Ronald Hendel has written a wonderfully erudite book about the arcane world of textual criticism of the Hebrew Bible. He demonstrates mastery of the subject on every page, as he cites not only the standard surveys of the field (from Julius Wellhausen of yore to Emanuel Tov of today), but also more obscure and narrower studies on particular passages, along with general treatments that reach beyond Biblical studies into other fields within the humanities.
With such an opening paragraph, one might expect me to give this book a glowing review. And, of course, I would, except that I personally hold to the polar opposite view to the one promoted by Hendel.
About 20 years ago, Hendel conceived of a new project—nothing less than a new edition of the Hebrew Bible, starting from scratch. To appreciate what that entails, some background is required.
There have been two types of editions in the history of the humanities: diplomatic and eclectic. With a diplomatic edition, the scholar (or team of scholars) decides which historical manuscript is the best one. This manuscript is then painstakingly transcribed into regular printed font and presented as the main text, with any variants that appear in other manuscripts relegated to the bottom of the page, in what scholars call the critical apparatus.

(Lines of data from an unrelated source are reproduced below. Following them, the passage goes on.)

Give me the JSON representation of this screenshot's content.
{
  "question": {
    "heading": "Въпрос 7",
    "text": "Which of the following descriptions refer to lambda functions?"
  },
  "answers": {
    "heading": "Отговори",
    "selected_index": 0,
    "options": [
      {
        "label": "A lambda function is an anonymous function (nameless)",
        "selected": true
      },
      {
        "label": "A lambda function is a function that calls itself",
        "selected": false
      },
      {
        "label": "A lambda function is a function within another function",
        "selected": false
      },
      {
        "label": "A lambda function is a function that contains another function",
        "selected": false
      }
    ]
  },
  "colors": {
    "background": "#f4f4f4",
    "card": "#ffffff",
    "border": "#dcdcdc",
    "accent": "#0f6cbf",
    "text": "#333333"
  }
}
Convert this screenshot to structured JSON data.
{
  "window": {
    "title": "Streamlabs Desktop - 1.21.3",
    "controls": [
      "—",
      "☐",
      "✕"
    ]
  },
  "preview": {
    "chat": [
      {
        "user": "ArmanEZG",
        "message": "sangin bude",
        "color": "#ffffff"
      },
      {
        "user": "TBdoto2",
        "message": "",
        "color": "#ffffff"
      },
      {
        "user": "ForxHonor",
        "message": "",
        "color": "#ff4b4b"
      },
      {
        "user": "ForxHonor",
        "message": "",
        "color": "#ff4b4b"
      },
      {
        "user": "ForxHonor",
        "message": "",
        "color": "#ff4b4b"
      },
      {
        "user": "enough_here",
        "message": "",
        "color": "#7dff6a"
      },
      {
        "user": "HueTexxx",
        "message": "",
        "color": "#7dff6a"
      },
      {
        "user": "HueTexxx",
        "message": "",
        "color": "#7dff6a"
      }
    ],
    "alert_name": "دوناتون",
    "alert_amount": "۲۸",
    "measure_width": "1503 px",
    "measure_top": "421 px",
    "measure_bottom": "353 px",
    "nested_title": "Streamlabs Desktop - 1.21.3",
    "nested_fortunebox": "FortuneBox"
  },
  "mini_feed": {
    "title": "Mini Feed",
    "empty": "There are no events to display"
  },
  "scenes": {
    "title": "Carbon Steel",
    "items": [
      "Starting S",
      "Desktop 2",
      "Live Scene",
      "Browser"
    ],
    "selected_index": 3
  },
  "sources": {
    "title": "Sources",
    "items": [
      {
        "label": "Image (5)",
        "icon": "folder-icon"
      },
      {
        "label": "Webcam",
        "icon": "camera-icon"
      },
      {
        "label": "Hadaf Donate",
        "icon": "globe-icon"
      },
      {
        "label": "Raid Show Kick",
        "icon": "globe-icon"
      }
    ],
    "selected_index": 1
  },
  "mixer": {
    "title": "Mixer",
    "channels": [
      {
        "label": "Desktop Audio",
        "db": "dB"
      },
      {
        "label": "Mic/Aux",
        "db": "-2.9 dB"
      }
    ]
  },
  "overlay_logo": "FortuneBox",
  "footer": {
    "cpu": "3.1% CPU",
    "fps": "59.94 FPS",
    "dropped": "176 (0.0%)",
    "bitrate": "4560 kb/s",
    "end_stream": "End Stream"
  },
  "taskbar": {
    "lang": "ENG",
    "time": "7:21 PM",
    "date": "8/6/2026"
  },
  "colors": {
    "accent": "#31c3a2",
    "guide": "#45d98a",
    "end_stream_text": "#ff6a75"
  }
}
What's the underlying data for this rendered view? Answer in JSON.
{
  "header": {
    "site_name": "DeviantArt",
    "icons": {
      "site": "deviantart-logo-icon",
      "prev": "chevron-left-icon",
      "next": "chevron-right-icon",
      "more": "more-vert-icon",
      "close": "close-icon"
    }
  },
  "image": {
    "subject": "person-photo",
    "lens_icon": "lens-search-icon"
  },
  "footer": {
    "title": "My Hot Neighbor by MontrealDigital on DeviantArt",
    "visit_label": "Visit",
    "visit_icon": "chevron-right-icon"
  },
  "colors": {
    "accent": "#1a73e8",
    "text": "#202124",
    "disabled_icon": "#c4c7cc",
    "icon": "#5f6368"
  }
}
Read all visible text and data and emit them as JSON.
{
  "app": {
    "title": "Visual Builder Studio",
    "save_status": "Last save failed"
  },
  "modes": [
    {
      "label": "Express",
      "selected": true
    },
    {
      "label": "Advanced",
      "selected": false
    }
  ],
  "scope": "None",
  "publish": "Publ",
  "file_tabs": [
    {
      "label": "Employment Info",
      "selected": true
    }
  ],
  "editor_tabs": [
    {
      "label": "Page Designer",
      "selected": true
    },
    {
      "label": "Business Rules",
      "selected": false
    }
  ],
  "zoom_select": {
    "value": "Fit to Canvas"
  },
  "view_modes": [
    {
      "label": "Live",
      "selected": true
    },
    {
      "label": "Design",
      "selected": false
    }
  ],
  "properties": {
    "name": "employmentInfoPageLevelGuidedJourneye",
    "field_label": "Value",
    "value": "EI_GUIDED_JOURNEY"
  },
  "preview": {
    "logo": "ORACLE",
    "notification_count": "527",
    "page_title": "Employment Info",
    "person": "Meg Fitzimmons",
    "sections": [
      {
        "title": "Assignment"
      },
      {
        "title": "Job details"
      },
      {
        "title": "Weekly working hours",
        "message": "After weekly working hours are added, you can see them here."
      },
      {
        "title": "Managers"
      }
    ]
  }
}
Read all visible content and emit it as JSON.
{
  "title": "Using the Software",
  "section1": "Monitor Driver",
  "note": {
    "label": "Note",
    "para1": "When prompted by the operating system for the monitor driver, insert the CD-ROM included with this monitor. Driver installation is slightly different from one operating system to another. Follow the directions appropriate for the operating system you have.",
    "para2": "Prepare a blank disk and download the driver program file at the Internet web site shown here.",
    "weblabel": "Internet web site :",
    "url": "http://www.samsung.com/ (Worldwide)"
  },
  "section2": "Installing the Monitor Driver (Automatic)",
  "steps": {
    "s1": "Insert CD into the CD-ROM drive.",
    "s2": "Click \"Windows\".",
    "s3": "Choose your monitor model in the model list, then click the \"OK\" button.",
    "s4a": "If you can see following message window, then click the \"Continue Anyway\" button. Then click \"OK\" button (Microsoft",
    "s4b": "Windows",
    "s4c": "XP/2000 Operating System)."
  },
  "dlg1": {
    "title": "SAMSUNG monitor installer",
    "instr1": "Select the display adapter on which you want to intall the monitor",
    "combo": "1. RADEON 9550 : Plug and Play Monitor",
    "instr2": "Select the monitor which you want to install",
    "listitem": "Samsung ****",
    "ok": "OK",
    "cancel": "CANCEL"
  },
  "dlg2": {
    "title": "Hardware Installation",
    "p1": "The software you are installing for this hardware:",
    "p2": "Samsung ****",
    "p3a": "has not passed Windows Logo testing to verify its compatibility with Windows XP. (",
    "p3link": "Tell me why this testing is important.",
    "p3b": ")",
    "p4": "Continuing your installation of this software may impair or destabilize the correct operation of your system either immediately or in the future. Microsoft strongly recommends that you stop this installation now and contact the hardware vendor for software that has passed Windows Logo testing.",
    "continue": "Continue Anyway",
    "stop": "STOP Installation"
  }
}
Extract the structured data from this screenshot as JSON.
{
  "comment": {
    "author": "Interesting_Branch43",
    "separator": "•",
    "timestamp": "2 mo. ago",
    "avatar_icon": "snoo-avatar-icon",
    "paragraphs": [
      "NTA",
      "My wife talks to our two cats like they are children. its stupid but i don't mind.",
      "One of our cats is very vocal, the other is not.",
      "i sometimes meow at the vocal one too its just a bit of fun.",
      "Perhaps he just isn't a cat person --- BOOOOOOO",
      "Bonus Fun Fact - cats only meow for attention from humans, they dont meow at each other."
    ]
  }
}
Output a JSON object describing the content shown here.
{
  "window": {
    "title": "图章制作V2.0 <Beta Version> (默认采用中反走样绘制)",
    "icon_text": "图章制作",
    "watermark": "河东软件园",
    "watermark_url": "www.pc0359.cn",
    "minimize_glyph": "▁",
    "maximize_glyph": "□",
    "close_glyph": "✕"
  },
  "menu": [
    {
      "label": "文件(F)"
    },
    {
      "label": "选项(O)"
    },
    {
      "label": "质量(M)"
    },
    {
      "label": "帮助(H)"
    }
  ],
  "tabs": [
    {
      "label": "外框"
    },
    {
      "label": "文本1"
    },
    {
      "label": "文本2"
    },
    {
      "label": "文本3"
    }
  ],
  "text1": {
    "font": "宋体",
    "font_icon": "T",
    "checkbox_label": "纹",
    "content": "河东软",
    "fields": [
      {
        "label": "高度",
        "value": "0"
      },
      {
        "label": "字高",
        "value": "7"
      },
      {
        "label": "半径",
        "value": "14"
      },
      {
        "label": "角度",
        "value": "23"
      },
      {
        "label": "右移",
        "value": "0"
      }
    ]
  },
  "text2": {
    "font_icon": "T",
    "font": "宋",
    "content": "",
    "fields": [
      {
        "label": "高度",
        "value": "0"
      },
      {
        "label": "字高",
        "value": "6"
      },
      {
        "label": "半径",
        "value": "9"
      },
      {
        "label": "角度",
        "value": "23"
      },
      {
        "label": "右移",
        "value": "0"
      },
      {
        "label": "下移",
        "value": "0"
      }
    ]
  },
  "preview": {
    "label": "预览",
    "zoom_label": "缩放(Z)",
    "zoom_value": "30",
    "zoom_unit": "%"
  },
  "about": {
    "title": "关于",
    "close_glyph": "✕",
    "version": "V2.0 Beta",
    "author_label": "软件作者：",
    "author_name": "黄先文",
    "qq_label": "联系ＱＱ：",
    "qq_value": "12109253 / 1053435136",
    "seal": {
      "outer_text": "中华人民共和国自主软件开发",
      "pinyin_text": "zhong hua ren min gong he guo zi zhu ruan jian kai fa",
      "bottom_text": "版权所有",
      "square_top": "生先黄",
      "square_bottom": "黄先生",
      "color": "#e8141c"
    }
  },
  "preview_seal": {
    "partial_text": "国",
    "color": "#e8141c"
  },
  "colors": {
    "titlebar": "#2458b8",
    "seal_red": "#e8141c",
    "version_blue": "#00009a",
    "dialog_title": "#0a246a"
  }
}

For an eclectic edition, the scholars sift through all of the available manuscripts and select the best reading for each verse or passage. With this approach, the final product is posited to be the best possible reconstruction of the Urtext (the original text), whether or not such a text ever existed.